Chinese-American and Korean-American women have far higher risks of developing diabetes during pregnancy compared with African American and white women, according to a study published in the December issue of the journal Ethnicity and Disease. The research, funded by the American Diabetes Association, expands on previous findings suggesting that Asian women and Pacific Islanders are at higher risk for gestational diabetes, a condition that impacts women during pregnancy and can have more long term effects on their babies. This latest study, which included 16,757 women from a variety of ethnic backgrounds living in Hawaii, found that more than 10% of Korean-American and Chinese-American women may be at risk for developing gestational diabetes, and that the risk for these groups is one third higher than the average, and more than double that of white and African American women.
Study participants ranged in age from 13 to 39, and gave birth between 1995 and 2003, and all women were screened for gestational diabetes during their sixth or seventh month of pregnancy.
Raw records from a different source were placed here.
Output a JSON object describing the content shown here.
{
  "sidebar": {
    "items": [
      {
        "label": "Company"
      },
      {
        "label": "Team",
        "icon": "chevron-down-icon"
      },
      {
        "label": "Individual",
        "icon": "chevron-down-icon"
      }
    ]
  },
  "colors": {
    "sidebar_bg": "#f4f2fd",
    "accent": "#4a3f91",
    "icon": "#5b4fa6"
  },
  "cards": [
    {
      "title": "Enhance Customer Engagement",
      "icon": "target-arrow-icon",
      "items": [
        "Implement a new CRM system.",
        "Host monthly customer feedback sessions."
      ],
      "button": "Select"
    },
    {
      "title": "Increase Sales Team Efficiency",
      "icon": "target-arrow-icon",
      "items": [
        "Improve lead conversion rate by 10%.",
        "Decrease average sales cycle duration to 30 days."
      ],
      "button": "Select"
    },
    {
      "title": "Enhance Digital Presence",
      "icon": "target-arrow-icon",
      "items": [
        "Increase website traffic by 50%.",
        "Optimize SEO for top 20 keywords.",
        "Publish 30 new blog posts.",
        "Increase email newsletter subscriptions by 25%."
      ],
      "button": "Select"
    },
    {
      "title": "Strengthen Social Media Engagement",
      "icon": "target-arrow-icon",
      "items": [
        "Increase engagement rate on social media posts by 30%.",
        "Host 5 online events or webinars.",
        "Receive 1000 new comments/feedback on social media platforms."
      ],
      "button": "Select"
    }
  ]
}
In total, while 20% of study participants had elevated blood glucose levels, 6.7% were actually diagnosed with gestational diabetes.
Educating all pregnant women about the possibility of gestational diabetes, and potential risks of the condition—which can include complications during delivery and heightened risk for obesity later in life for their child—is important, researchers say, but these findings point to a need for improved and targeted education for specific ethnic groups at high risk for the condition.